Work required
Print the data in full, exactly as it reads.

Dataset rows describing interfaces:
---------------
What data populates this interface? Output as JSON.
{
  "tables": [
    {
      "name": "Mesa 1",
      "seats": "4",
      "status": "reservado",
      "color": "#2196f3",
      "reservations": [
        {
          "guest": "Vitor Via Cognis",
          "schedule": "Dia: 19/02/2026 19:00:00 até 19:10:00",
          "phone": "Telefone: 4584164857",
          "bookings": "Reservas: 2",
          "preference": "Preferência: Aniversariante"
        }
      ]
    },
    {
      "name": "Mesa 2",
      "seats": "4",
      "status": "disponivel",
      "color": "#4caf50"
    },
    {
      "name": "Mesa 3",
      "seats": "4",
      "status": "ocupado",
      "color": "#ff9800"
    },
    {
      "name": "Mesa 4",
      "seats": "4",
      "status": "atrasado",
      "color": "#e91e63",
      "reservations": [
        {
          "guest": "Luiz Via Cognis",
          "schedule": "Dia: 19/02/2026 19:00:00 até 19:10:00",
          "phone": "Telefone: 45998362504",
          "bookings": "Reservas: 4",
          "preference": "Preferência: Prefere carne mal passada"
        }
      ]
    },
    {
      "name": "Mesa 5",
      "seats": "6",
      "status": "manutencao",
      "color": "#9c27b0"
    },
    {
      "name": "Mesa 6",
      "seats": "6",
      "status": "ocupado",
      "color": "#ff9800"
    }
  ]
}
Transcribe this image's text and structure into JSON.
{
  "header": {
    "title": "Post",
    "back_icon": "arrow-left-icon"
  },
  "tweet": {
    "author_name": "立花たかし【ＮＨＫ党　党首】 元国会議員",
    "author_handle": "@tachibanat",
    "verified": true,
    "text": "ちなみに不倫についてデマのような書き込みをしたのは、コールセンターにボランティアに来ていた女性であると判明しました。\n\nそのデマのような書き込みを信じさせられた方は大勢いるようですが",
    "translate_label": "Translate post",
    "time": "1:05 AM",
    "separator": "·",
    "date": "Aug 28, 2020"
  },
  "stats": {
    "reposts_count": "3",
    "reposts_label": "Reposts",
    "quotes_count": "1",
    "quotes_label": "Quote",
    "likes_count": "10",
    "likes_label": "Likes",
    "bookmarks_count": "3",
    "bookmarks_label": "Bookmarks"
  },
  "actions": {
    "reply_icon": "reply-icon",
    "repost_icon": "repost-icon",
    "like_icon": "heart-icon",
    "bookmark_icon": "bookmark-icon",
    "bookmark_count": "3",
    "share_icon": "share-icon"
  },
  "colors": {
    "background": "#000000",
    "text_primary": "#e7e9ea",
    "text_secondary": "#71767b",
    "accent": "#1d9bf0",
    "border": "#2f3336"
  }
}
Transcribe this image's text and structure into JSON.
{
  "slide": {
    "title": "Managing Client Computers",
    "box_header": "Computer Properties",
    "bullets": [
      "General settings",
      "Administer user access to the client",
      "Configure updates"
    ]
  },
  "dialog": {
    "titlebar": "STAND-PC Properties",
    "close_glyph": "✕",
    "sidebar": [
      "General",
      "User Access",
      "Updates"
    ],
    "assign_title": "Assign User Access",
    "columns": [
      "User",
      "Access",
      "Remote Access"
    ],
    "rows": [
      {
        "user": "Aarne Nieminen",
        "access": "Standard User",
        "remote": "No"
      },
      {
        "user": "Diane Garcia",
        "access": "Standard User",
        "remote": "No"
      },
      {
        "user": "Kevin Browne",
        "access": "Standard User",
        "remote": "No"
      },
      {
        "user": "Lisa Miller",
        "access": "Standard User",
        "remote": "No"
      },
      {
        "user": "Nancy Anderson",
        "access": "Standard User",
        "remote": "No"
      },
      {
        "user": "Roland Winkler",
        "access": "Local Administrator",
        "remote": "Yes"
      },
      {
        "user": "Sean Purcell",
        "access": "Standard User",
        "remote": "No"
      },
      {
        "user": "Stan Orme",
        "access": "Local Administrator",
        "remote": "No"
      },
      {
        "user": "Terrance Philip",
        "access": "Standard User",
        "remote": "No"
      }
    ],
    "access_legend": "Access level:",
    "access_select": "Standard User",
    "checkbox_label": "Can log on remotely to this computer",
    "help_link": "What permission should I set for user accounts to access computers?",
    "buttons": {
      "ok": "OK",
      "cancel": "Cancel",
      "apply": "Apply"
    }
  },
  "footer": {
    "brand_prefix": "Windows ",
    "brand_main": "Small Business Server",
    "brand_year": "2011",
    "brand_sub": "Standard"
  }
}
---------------
Output of the exercise
What data populates this interface? Output as JSON.
{
  "tables": [
    {
      "name": "Mesa 1",
      "seats": "4",
      "status": "reservado",
      "color": "#2196f3",
      "reservations": [
        {
          "guest": "Vitor Via Cognis",
          "schedule": "Dia: 19/02/2026 19:00:00 até 19:10:00",
          "phone": "Telefone: 4584164857",
          "bookings": "Reservas: 2",
          "preference": "Preferência: Aniversariante"
        }
      ]
    },
    {
      "name": "Mesa 2",
      "seats": "4",
      "status": "disponivel",
      "color": "#4caf50"
    },
    {
      "name": "Mesa 3",
      "seats": "4",
      "status": "ocupado",
      "color": "#ff9800"
    },
    {
      "name": "Mesa 4",
      "seats": "4",
      "status": "atrasado",
      "color": "#e91e63",
      "reservations": [
        {
          "guest": "Luiz Via Cognis",
          "schedule": "Dia: 19/02/2026 19:00:00 até 19:10:00",
          "phone": "Telefone: 45998362504",
          "bookings": "Reservas: 4",
          "preference": "Preferência: Prefere carne mal passada"
        }
      ]
    },
    {
      "name": "Mesa 5",
      "seats": "6",
      "status": "manutencao",
      "color": "#9c27b0"
    },
    {
      "name": "Mesa 6",
      "seats": "6",
      "status": "ocupado",
      "color": "#ff9800"
    }
  ]
}
Transcribe this image's text and structure into JSON.
{
  "header": {
    "title": "Post",
    "back_icon": "arrow-left-icon"
  },
  "tweet": {
    "author_name": "立花たかし【ＮＨＫ党　党首】 元国会議員",
    "author_handle": "@tachibanat",
    "verified": true,
    "text": "ちなみに不倫についてデマのような書き込みをしたのは、コールセンターにボランティアに来ていた女性であると判明しました。\n\nそのデマのような書き込みを信じさせられた方は大勢いるようですが",
    "translate_label": "Translate post",
    "time": "1:05 AM",
    "separator": "·",
    "date": "Aug 28, 2020"
  },
  "stats": {
    "reposts_count": "3",
    "reposts_label": "Reposts",
    "quotes_count": "1",
    "quotes_label": "Quote",
    "likes_count": "10",
    "likes_label": "Likes",
    "bookmarks_count": "3",
    "bookmarks_label": "Bookmarks"
  },
  "actions": {
    "reply_icon": "reply-icon",
    "repost_icon": "repost-icon",
    "like_icon": "heart-icon",
    "bookmark_icon": "bookmark-icon",
    "bookmark_count": "3",
    "share_icon": "share-icon"
  },
  "colors": {
    "background": "#000000",
    "text_primary": "#e7e9ea",
    "text_secondary": "#71767b",
    "accent": "#1d9bf0",
    "border": "#2f3336"
  }
}
Transcribe this image's text and structure into JSON.
{
  "slide": {
    "title": "Managing Client Computers",
    "box_header": "Computer Properties",
    "bullets": [
      "General settings",
      "Administer user access to the client",
      "Configure updates"
    ]
  },
  "dialog": {
    "titlebar": "STAND-PC Properties",
    "close_glyph": "✕",
    "sidebar": [
      "General",
      "User Access",
      "Updates"
    ],
    "assign_title": "Assign User Access",
    "columns": [
      "User",
      "Access",
      "Remote Access"
    ],
    "rows": [
      {
        "user": "Aarne Nieminen",
        "access": "Standard User",
        "remote": "No"
      },
      {
        "user": "Diane Garcia",
        "access": "Standard User",
        "remote": "No"
      },
      {
        "user": "Kevin Browne",
        "access": "Standard User",
        "remote": "No"
      },
      {
        "user": "Lisa Miller",
        "access": "Standard User",
        "remote": "No"
      },
      {
        "user": "Nancy Anderson",
        "access": "Standard User",
        "remote": "No"
      },
      {
        "user": "Roland Winkler",
        "access": "Local Administrator",
        "remote": "Yes"
      },
      {
        "user": "Sean Purcell",
        "access": "Standard User",
        "remote": "No"
      },
      {
        "user": "Stan Orme",
        "access": "Local Administrator",
        "remote": "No"
      },
      {
        "user": "Terrance Philip",
        "access": "Standard User",
        "remote": "No"
      }
    ],
    "access_legend": "Access level:",
    "access_select": "Standard User",
    "checkbox_label": "Can log on remotely to this computer",
    "help_link": "What permission should I set for user accounts to access computers?",
    "buttons": {
      "ok": "OK",
      "cancel": "Cancel",
      "apply": "Apply"
    }
  },
  "footer": {
    "brand_prefix": "Windows ",
    "brand_main": "Small Business Server",
    "brand_year": "2011",
    "brand_sub": "Standard"
  }
}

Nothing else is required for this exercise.